Before you can plan and create your infographic, you need to make sure you have a solid base of content and data to visualise. Your infographic design should support and champion your message and not the other way around. Content is the hero of your infographic. What you write or say and how you express it is ultimately more important than how your infographic looks.
Start researching early. Gathering your information and data takes longer than creating the infographic itself. Give yourself time to really understand the information you are visualising and communicating.
At uni your assessment criteria will give you clear parameters about what is important and what you need to include. Keep your assessment criteria handy so you are always matching your research to what you need to produce.
Need help finding information and data for your infographic? The Skills for Study webpage is a great place to start. It contains tools, techniques and guidance to help you research.
Being prepared can minimize stress and increase your confidence.
Get started by clicking on the flipcards below to view 3 key questions to consider when planning your infographic:
Your first step in planning your infographic is to work out which key information and data will be represented in your infographic. Remember that content is the hero of an infographic!
First you will need to organise your data and information. Read through your research notes and the data and information you have found and highlight the main points and key takeaways. These will be the things you will visualise on your infographic.
If you are working with a large amount of information and data, it can be helpful to group your data and look for correlations.
The audience is central to your infographic creation. They shape what information and data you include, the type of images you use, and how you present the infographic.
Think about the different ways you communicate with your fellow students, colleagues, and friends. You will need to tailor your infographic to suit their level of understanding.
Just like you might practice a speech with a friend it’s a great idea to show your infographic to someone to get feedback or suggested improvements. If it doesn’t make sense to them it probably needs to be clearer.
You will also need to understand the purpose of the infographic you are making.
Being clear about your goal for the infographic allows you to better target your research focus. It also means you will be able to shape your design more easily.

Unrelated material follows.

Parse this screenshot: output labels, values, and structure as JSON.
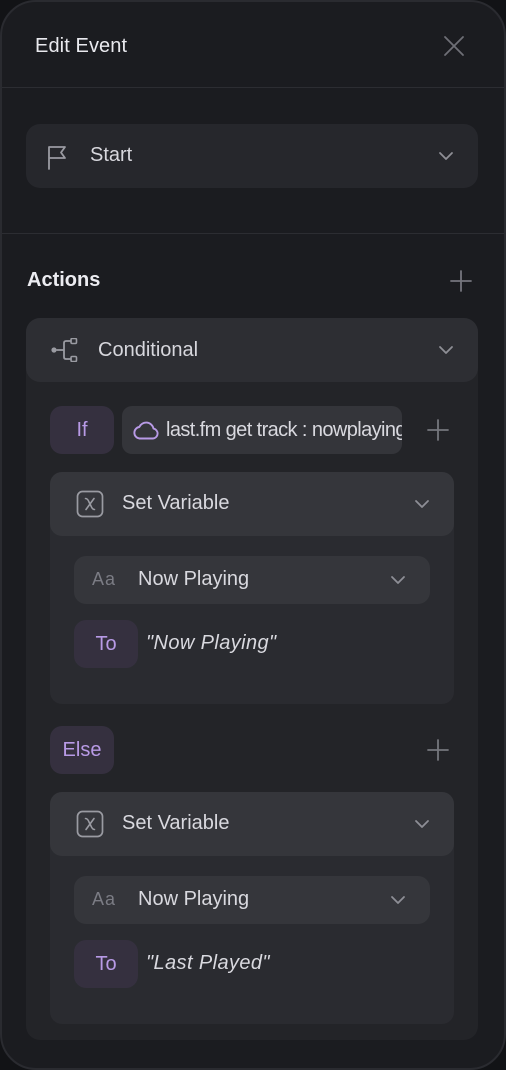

Before you start, ask yourself "what do I need this infographic to do?".
Click the icons below to find out about different infographic purposes.